Apparently the New York Times has gotten their hands on volume one of Barack Obama’s new memoir, and you’ll be pleased to know that they overwhelmingly love it:

We, too, are frequently overwhelmed by the overwhelming decency of Barack Obama.

Chimamanda Ngozi Adichie writes:

Obama’s thoughtfulness is obvious to anyone who has observed his political career, but in this book he lays himself open to self-questioning. And what savage self-questioning. He considers whether his first wanting to run for office was not so much about serving as about his ego or his self-indulgence or his envy of those more successful. He writes that his motives for giving up community organizing and going to Harvard Law are “open to interpretation,” as though his ambition were inherently suspect. He wonders if he perhaps has a fundamental laziness. He acknowledges his shortcomings as a husband, he mourns his mistakes and broods still on his choice of words during the first Democratic primaries. It is fair to say this: not for Barack Obama the unexamined life. But how much of this is a defensive crouch, a bid to put himself down before others can? Even this he contemplates when he writes about having “a deep self-consciousness. A sensitivity to rejection or looking stupid.”

His reluctance to glory in any of his achievements has a particular texture, the modesty of the Brilliant American Liberal, which is not so much false as it is familiar, like a much-practiced pose. It brings an urge to say, in response, “Look, take some credit already!”

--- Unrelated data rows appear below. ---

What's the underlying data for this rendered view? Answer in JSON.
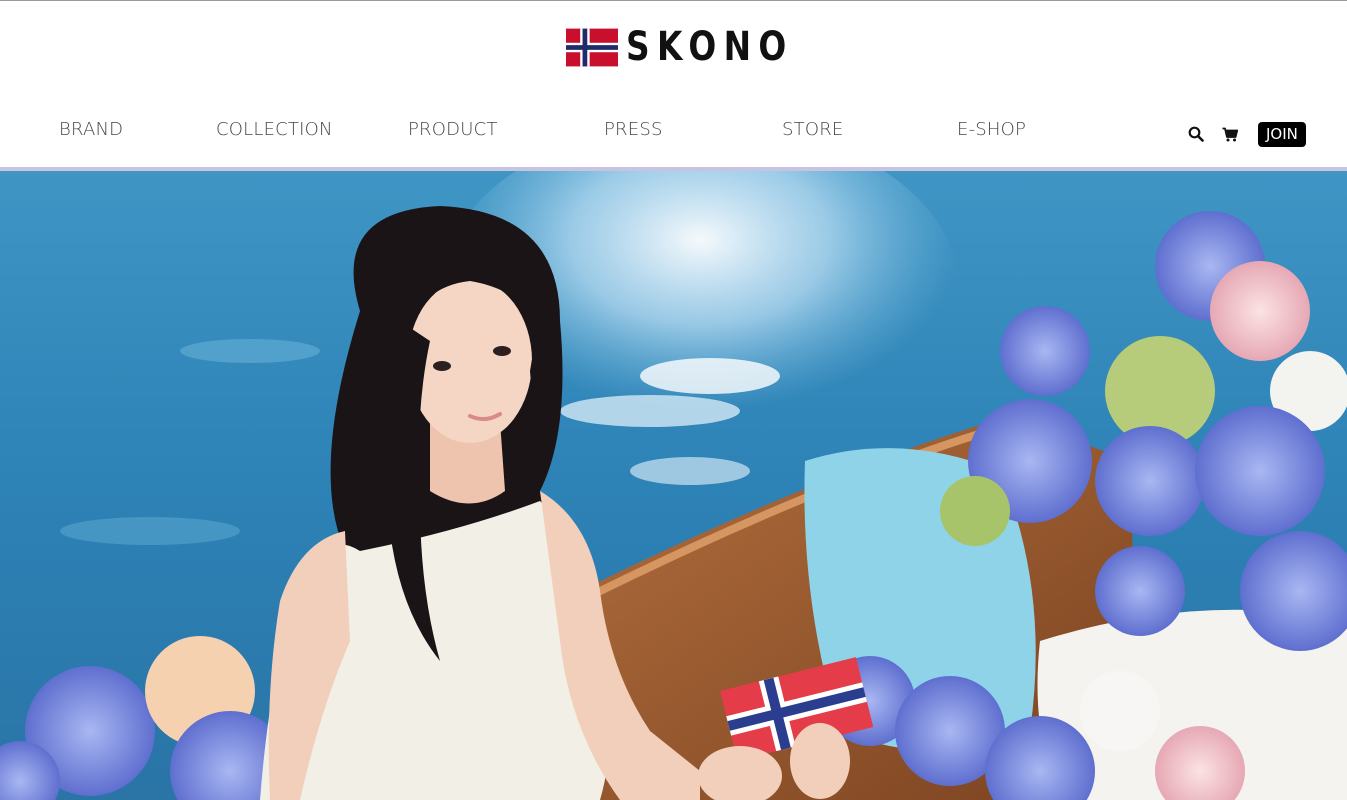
{
  "brand": {
    "logo_text": "SKONO",
    "flag_icon": "norway-flag-icon",
    "colors": {
      "flag_red": "#c8102e",
      "flag_blue": "#1f2c6b",
      "flag_white": "#ffffff"
    }
  },
  "nav": {
    "items": [
      {
        "label": "BRAND"
      },
      {
        "label": "COLLECTION"
      },
      {
        "label": "PRODUCT"
      },
      {
        "label": "PRESS"
      },
      {
        "label": "STORE"
      },
      {
        "label": "E-SHOP"
      }
    ]
  },
  "tools": {
    "search_icon": "search-icon",
    "cart_icon": "cart-icon",
    "join_label": "JOIN"
  },
  "colors": {
    "accent_bar": "#c9c3e2",
    "join_bg": "#000000",
    "nav_text": "#444444"
  }
}
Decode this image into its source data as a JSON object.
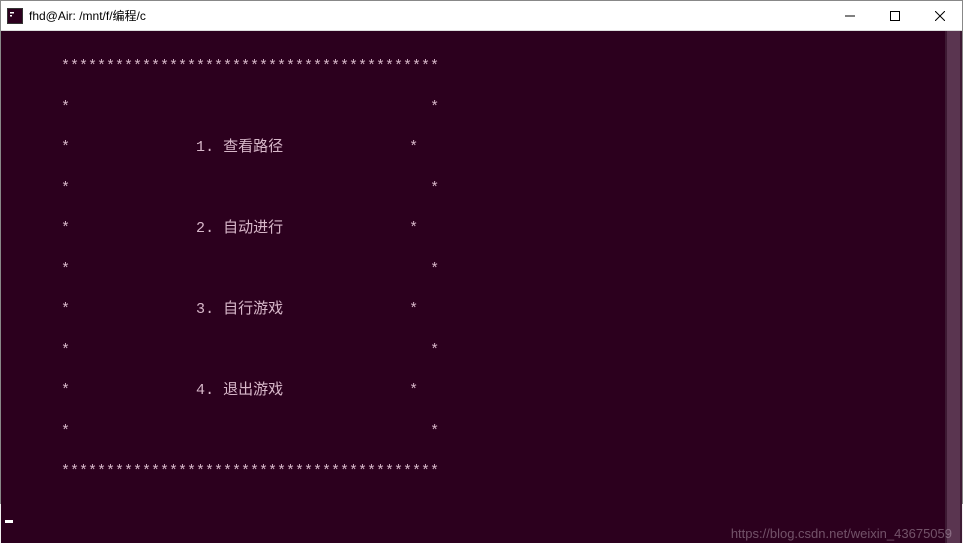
{
  "window": {
    "title": "fhd@Air: /mnt/f/编程/c"
  },
  "menu": {
    "border_top": "******************************************",
    "row_blank_l": "*",
    "row_blank_r": "*",
    "items": [
      {
        "n": "1",
        "label": "查看路径"
      },
      {
        "n": "2",
        "label": "自动进行"
      },
      {
        "n": "3",
        "label": "自行游戏"
      },
      {
        "n": "4",
        "label": "退出游戏"
      }
    ],
    "border_bottom": "******************************************"
  },
  "watermark": "https://blog.csdn.net/weixin_43675059"
}
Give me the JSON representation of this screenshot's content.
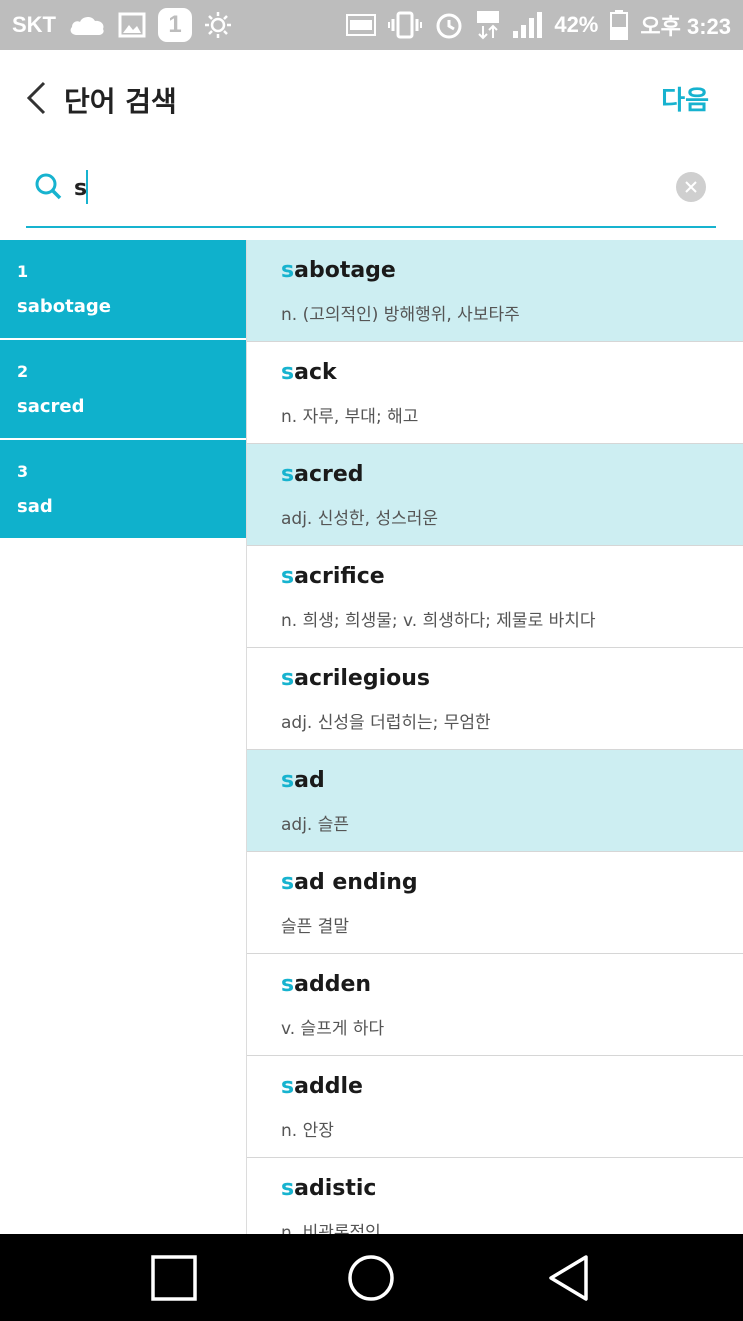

Thank goodness that the New York Times is around to bring glory to Barack Obama’s achievements because Lord knows Barack Obama won’t. Read the whole thing so you know just how amazing our humble former president really is.

Fake but accurate.